To be honest, I had never really thought about foraging. Mostly because I have no idea what is edible and what is not and am not sure where to even begin to learn that stuff. I don’t even know what poison oak looks like, so I am not the best person to be eating wild fruit with (or hiking with for that matter).
Along with a couple friends, we met him in Bodega Bay which is about 1 1/2 hours north of San Francisco on the coast. Our first stop was the Salmon Creek Beach. I was a little hesitant because it just seemed like just any old beach and it was freezing. But we set off in search of something that we could eat. Our first find was literally in front of my car. Wild mustard.
I love mustard but I had no idea what it looked like. Depending on the season we could have eaten the leaves, but since it was summer, the leaves were pretty bitter so we left them alone. But who knew, mustard just grows on the sidewalk? We continued to walk down to the beach and on our way we found wild radishes and sea beans – both edible. Once we got down to the beach we found this guy – escargot anyone?
Hank said we could eat him – cooked of course – but that would have been a whole of effort for one little snail. It was his lucky day.
We continued on the trail and found New Zealand spinach, as well as wild arugula. Craziness. We had literally only walked about 250 yards from the car and had already found mustard, a snail, wild radishes, sea beans, arugula and New Zealand spinach! And this is what I remember – there were a bunch that I forgot.
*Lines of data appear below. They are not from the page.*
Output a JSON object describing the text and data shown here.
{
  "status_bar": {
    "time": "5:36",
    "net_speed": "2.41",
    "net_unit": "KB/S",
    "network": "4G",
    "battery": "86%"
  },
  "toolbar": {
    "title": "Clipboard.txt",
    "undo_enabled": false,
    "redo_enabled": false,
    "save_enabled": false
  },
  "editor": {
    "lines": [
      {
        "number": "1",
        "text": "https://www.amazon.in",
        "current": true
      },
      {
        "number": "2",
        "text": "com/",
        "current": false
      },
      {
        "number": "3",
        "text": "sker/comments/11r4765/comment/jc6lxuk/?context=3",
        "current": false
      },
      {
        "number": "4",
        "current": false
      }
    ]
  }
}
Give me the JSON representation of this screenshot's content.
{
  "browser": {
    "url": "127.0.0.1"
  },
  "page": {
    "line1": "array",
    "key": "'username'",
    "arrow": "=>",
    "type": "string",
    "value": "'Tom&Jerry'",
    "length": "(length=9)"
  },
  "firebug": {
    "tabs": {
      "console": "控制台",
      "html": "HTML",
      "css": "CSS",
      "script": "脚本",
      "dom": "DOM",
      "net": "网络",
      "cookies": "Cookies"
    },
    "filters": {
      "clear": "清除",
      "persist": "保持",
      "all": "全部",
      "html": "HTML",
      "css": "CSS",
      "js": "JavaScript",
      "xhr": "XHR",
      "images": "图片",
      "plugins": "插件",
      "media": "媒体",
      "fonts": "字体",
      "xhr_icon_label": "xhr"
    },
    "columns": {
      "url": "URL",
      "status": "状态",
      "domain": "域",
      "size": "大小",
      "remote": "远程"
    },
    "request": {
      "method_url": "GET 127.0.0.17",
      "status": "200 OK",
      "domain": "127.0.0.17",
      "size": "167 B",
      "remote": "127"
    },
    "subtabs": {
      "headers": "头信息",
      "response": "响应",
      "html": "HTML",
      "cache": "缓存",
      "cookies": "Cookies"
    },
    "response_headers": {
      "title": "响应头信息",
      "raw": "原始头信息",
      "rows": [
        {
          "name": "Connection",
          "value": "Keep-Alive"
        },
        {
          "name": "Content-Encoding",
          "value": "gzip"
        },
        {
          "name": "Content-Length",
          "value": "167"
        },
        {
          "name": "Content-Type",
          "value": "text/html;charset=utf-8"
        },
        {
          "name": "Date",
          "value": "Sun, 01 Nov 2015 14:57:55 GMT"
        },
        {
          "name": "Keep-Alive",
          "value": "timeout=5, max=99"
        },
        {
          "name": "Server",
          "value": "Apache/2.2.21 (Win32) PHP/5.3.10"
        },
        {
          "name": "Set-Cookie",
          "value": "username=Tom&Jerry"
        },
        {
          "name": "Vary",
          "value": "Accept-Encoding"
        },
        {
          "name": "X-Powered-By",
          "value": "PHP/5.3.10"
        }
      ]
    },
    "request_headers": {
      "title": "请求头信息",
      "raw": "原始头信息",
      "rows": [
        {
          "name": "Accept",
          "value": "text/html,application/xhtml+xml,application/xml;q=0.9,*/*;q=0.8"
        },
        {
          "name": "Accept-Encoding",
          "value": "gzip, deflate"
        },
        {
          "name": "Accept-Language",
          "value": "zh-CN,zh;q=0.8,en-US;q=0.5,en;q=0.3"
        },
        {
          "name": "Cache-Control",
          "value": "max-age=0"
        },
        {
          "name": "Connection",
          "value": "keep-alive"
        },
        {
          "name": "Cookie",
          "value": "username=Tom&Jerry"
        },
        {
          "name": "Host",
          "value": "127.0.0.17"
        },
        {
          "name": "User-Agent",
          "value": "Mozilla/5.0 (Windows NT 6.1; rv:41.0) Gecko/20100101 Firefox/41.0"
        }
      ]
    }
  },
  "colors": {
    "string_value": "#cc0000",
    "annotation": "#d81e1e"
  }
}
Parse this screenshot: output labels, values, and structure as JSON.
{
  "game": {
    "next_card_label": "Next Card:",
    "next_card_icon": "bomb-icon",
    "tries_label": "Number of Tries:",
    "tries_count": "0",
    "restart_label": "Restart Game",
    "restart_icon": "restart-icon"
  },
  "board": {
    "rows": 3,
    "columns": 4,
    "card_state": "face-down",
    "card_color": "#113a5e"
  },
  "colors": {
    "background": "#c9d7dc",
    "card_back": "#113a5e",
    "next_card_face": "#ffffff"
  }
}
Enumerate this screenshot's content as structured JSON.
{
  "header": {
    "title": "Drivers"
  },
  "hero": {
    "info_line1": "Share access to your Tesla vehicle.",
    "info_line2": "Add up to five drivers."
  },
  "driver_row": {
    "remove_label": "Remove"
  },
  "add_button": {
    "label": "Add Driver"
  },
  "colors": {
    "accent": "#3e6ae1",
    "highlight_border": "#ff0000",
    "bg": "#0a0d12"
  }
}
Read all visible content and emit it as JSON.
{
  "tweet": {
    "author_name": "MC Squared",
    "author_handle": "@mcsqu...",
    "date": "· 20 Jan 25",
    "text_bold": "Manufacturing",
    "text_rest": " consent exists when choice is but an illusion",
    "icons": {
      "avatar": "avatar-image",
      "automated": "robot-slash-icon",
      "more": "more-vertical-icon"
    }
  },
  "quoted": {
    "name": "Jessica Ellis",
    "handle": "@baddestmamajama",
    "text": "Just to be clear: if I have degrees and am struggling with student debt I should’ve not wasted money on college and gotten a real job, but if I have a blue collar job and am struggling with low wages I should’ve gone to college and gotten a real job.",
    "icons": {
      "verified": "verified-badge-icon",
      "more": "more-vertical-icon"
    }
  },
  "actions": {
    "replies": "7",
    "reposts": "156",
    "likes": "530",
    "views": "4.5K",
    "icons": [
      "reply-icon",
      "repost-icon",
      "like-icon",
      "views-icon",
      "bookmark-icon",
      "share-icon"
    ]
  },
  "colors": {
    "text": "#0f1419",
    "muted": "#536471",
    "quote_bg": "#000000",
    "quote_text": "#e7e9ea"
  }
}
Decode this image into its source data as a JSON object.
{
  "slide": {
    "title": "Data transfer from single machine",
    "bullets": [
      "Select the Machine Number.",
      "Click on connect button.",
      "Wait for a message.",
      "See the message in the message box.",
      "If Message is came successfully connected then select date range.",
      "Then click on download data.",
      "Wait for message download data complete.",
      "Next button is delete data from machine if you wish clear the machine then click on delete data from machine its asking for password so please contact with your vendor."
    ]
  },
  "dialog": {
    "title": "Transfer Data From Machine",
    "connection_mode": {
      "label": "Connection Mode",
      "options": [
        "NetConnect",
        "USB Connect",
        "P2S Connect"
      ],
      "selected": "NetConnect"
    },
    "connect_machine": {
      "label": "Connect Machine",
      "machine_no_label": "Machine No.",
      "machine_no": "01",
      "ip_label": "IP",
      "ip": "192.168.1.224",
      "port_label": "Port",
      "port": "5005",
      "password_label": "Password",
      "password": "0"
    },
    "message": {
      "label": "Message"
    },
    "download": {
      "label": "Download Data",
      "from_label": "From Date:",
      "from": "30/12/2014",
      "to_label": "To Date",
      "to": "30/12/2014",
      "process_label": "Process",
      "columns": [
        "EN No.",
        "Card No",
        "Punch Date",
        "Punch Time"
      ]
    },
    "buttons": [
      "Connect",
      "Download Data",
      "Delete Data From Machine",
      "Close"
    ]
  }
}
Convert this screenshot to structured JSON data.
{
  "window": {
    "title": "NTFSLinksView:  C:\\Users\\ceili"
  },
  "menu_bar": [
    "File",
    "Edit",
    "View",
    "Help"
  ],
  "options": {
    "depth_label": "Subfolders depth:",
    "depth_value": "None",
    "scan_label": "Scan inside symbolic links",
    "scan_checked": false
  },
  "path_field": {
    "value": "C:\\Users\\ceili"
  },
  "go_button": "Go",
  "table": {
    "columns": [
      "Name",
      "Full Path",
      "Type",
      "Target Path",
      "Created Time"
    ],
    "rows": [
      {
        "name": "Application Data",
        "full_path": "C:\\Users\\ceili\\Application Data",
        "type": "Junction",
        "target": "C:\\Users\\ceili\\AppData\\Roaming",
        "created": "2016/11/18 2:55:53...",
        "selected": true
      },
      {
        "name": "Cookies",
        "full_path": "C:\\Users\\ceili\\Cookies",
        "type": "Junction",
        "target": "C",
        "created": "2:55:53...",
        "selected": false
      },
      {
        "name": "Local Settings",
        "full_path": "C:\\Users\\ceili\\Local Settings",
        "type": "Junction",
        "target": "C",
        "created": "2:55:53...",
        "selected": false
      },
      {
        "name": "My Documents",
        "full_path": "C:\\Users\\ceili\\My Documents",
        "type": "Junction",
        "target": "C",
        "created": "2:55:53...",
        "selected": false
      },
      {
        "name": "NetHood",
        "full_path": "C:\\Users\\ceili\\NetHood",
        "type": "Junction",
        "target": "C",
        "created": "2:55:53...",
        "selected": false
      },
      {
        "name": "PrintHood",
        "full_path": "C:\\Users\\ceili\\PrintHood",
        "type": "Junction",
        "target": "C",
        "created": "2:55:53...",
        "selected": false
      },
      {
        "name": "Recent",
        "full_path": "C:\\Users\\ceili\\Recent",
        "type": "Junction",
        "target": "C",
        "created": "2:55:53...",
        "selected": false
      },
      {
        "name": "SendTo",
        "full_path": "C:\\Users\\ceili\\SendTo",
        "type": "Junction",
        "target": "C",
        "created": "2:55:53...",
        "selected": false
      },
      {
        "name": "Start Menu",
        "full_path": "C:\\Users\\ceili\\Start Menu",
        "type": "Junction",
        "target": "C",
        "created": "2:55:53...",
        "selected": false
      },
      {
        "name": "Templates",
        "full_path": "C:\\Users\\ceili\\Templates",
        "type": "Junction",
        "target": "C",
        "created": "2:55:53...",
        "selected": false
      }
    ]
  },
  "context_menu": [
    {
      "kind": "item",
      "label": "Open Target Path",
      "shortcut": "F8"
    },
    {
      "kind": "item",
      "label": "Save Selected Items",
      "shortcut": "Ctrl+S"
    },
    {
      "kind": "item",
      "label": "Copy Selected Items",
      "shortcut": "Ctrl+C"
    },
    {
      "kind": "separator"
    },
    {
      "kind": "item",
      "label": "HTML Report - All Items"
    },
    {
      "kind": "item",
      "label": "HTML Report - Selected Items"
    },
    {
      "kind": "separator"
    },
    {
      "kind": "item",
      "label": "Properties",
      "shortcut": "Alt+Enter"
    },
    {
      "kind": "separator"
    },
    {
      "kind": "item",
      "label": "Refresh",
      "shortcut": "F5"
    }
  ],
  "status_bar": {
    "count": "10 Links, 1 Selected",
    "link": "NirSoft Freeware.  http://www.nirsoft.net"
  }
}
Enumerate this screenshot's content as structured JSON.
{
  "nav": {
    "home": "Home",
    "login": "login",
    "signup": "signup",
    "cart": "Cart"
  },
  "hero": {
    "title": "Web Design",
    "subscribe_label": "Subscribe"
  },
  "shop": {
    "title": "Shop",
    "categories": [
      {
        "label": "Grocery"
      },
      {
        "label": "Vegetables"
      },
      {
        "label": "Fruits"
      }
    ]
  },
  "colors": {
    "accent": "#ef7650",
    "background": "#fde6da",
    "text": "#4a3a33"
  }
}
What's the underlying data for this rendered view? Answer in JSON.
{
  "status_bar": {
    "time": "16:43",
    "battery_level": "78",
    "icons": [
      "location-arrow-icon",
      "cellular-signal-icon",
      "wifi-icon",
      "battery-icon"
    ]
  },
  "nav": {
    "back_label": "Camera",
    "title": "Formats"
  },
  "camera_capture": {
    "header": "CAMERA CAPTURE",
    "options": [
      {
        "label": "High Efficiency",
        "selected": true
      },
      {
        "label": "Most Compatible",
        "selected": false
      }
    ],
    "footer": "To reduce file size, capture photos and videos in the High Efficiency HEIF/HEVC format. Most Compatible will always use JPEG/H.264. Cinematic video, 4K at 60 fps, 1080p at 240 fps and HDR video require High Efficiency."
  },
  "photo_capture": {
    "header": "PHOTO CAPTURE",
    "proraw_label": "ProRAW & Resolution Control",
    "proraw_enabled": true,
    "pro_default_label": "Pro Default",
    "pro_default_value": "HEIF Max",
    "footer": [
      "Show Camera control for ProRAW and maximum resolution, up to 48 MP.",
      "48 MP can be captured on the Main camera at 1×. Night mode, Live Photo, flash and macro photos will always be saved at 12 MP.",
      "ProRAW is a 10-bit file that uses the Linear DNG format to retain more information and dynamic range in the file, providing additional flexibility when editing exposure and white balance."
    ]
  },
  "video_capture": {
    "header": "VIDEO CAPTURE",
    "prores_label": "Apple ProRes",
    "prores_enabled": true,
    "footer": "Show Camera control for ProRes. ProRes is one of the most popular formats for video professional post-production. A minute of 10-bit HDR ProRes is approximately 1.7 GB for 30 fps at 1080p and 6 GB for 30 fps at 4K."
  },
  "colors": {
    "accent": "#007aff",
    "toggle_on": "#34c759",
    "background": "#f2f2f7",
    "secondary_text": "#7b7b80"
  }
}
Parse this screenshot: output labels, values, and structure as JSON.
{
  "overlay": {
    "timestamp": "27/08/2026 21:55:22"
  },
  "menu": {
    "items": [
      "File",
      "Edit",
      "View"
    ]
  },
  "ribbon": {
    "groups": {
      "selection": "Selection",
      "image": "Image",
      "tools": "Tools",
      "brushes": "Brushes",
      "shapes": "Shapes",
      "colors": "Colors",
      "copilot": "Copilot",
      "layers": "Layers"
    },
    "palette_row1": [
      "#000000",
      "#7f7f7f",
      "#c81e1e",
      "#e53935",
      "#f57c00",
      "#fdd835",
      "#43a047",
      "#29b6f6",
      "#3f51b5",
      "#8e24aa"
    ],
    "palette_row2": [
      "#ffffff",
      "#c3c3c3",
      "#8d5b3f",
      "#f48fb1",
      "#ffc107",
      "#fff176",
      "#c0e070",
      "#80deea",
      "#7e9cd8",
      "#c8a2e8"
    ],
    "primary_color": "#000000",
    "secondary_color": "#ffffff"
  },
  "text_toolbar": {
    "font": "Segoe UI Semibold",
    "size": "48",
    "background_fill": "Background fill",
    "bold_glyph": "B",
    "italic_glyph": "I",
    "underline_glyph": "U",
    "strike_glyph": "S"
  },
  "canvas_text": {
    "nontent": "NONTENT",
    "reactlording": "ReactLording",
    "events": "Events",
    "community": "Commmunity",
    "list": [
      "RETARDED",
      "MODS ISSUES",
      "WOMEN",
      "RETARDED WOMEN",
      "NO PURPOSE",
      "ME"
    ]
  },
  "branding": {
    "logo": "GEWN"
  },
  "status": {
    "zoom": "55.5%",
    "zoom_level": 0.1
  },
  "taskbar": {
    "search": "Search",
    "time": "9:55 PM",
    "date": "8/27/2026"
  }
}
We walked down to the beach and found huge kelp “bull whips” that we strewn across the sand from the rough waves. Apparently you can eat those too! They are best pickled. There were a lot of flies on those suckers so I decided to pass on that.
After Salmon Creek Beach, we drove south on Rt 1 towards Pt. Reyes. Our next stop was Tomales Bay State Park. Once we parked Hank immediately found 2 different things we could eat- huckleberries and hazelnuts- in the parking lot! Right in front of where the cars park. We tasted the huckleberries which were sweet and tart. We tried to eat the hazelnuts but they need to be dried before eating. But in a pinch, they would work.
After that find we stumbled upon hemlock! You know the deadly plant that killed Socrates in 399 B.C.
We passed on the hemlock thankfully and instead found some stinging nettles. I had them on a pizza recently and they are delicious. I am definitley going to look for those from now on. But they really do sting you so watch out.
We walked down to the beach where we discovered thousands, and thousands of mussels just waiting to be eaten.
Sadly you can’t eat them this time of year they are quarantined because of toxins in the water. I love a good moules frites but I am going to pass on the side of toxins.
Our last stop was up a path from the beach that led us to the find of the day -blackberries.
The blackberries were not the sweetest berries I have ever had – they were delicious but sour – but completely natural and organic and free! (Take that Whole Foods)
I really love the idea of foraging for food. Now that I know there are edible plants and fruit everywhere, I can’t stop looking. I have seen wild fennel in every crevice of the city as well as wild peas and thimbleberries on a recent hike. This doesn’t mean that I am only going to forage my food, although that could be a great way to save some money, but I love the idea that not everythng comes from Whole Foods. Most things but not everything.
Check out Hank’s blog. He is pretty much a walking encyclopedia on all thing edible and could not have been more helpful during our first foraging attempt. What do you think, could you start foraging for your food?